Not my usual choice, it was a great holiday read and almost brought about a conversion. The hostile claustrophobic atmosphere of the fifties Soviet State was well covered and all too plausible. That it was about child abuse and murder that the Soviet state refused even to acknowledge is an irony, if nothing else, with the DPP’s recent catastrophic blow to victims (not in the public interest to be seen to act fairly.)
It seems iniquitous not to shout out at the injustice done by our liberal state to the victims of abuse.
A shame then that they say the film has dulled a taught psychological thriller and immersed everything in a ‘cloudy brown soup’
Apart from families, memories, Ireland and a host of other things, The Gathering is about child abuse. There is nothing in the blurb that even mentions this and I feel in the light of recent disclosures and the extent of institutionalised abuse that this is very telling.
The book is about the knowing, the guilt, the suspicion and the total destruction of the child and perhaps all those who knew and, either were too young to know what they knew, or denied it.
It seems with Rotherham in the news so dramatically that we are all guilty of silence. A culture of silence when no one would believe you if you said the word aloud or accused the favourite uncle, brother, father, grandfather, step father, or even friend of the family.
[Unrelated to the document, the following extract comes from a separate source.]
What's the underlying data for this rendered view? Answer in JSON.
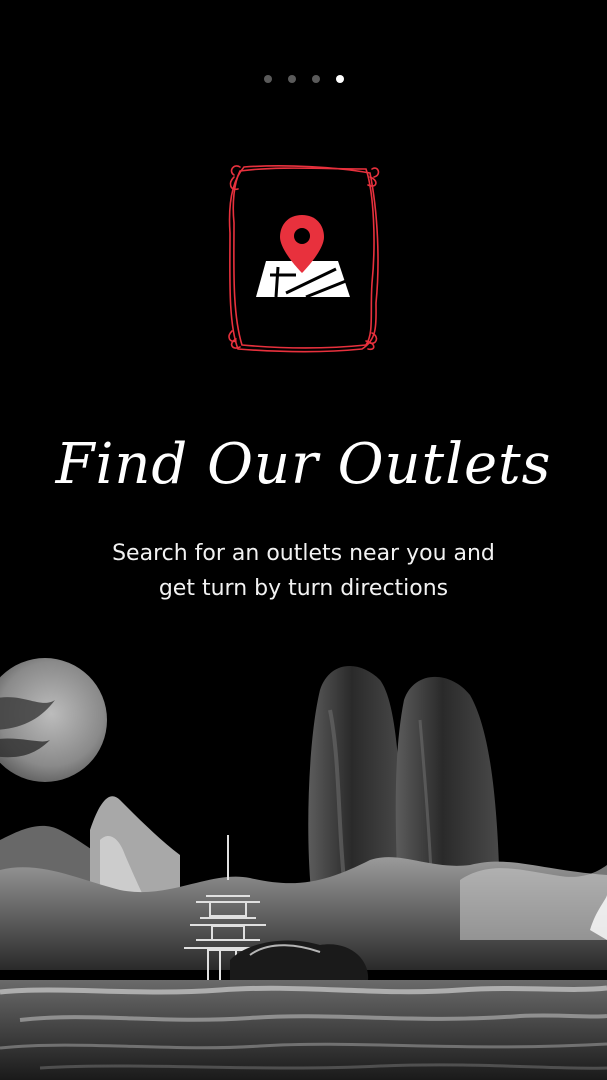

The prevalence of paedophilia feels like the fall of the Roman Empire. Those last days of debauchery when the worst of the worst of people’s nature was allowed to let rip. Perhaps a penchant for sex with children is part of some people’s nature and as difficult to renounce as over eating or over drinking but that does not make it OK or mean that control cannot be exercised. I think I’d be with Nancy Reagan on this – Just say no.